So, what impact is the price of gas having on your ability to profitably deliver parts? Have you calculated it? The harder question is, have you passed that cost on, in some way, to the customers that you provide this service for? Most likely, you haven’t. Thus, the price of gas has the potential to negatively impact your business in more ways than one, and that’s not good for business. Of course, the common excuse for not charging for delivery service, or even a temporary surcharge for delivery service to help offset your increased fuel costs, will be, “I can’t do it because my customers won’t accept it, and my competition will take that business from me.” But, I believe that, as a result of the high price of gas, our industry is staring at a very unique opportunity right now to reverse a negative (from a store operations standpoint) customer expectation and put an end to “free” delivery service.
It’s been said that we are the only service industry that doesn’t charge for delivery of products. I haven’t researched that to the ‘enth degree, but I know from a consumer standpoint that it’s very rare to have anything delivered to my home at no charge. If delivery is “free,” it’s usually part of a package deal, or offered as some incentive to buy. In this way, consumers are made keenly aware that there’s a price to pay for delivery service. We’re left with the impression that, by having it delivered at no charge we’ve received a very nice benefit. That’s significantly different than expecting to have something delivered for free, and not appreciating it because it’s a common practice. As a consumer, I don’t expect to have home delivery of anything from furniture to pizza at no charge. I assume there is some fee involved with the service.

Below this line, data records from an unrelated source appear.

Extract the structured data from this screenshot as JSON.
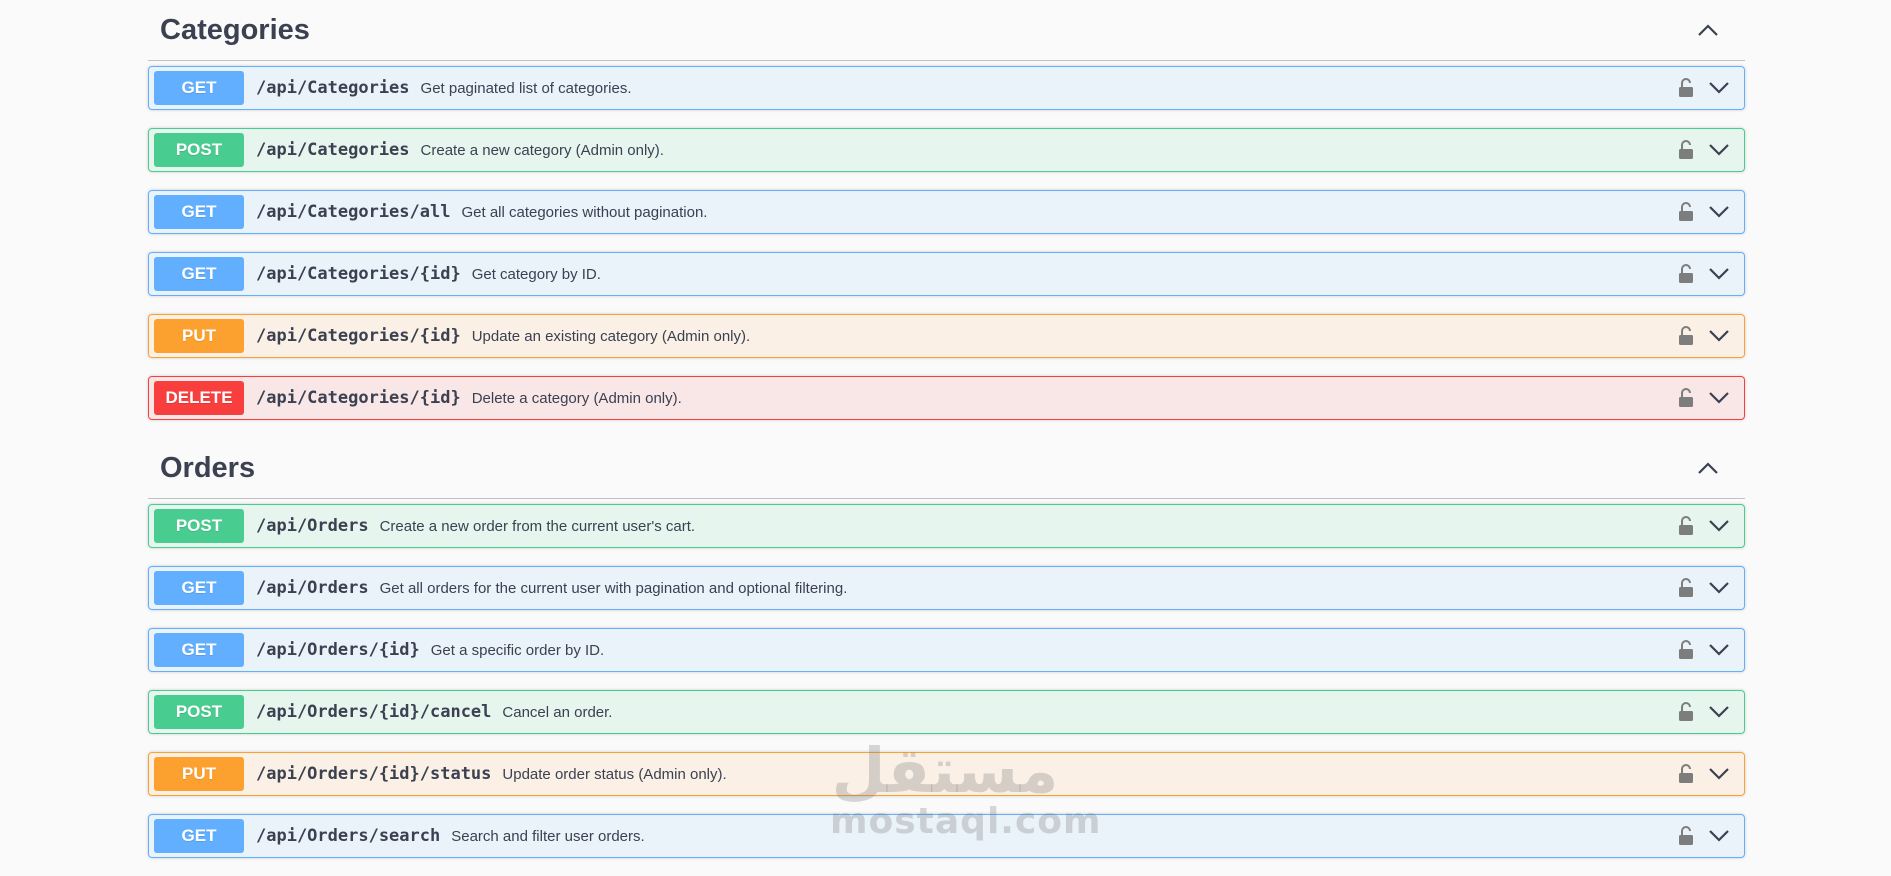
{
  "sections": [
    {
      "title": "Categories",
      "operations": [
        {
          "method": "GET",
          "path": "/api/Categories",
          "summary": "Get paginated list of categories."
        },
        {
          "method": "POST",
          "path": "/api/Categories",
          "summary": "Create a new category (Admin only)."
        },
        {
          "method": "GET",
          "path": "/api/Categories/all",
          "summary": "Get all categories without pagination."
        },
        {
          "method": "GET",
          "path": "/api/Categories/{id}",
          "summary": "Get category by ID."
        },
        {
          "method": "PUT",
          "path": "/api/Categories/{id}",
          "summary": "Update an existing category (Admin only)."
        },
        {
          "method": "DELETE",
          "path": "/api/Categories/{id}",
          "summary": "Delete a category (Admin only)."
        }
      ]
    },
    {
      "title": "Orders",
      "operations": [
        {
          "method": "POST",
          "path": "/api/Orders",
          "summary": "Create a new order from the current user's cart."
        },
        {
          "method": "GET",
          "path": "/api/Orders",
          "summary": "Get all orders for the current user with pagination and optional filtering."
        },
        {
          "method": "GET",
          "path": "/api/Orders/{id}",
          "summary": "Get a specific order by ID."
        },
        {
          "method": "POST",
          "path": "/api/Orders/{id}/cancel",
          "summary": "Cancel an order."
        },
        {
          "method": "PUT",
          "path": "/api/Orders/{id}/status",
          "summary": "Update order status (Admin only)."
        },
        {
          "method": "GET",
          "path": "/api/Orders/search",
          "summary": "Search and filter user orders."
        }
      ]
    }
  ],
  "icons": {
    "lock": "lock-icon",
    "expand": "chevron-down-icon",
    "collapse": "chevron-up-icon"
  },
  "colors": {
    "get": "#61affe",
    "post": "#49cc90",
    "put": "#fca130",
    "delete": "#f93e3e",
    "text": "#3b4151"
  },
  "watermark": {
    "arabic": "مستقل",
    "latin": "mostaql.com"
  }
}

I may be able to negotiate the fee away, but I know there is a fee associated with the delivery service nonetheless. Some of you may already be incorporating these practices into your delivery service process (i.e., showing delivery charges but not invoicing them, or offering the service for free if a minimum order requirement is met, or raising the price of your products to compensate for the cost of delivery). If so, kudos to you.
However, the critical difference between what we do as an industry and what other industries do is, we’ve set the precedent with our customers to expect free delivery. That’s a bad precedent because it’s on top of other costly and time-consuming services like identifying the correct, hard-to-find, application specific, critical parts and getting them delivered within 30 minutes or less. We’ve established the customer’s expectations, and they are high! Once precedents are set, there are rarely any opportunities to reverse them. Yet, with the cost of gas so high, we have before us just such an opportunity. Will we seize it? Or, will we some day find ourselves closing up shop, and blaming it on the cost of fuel?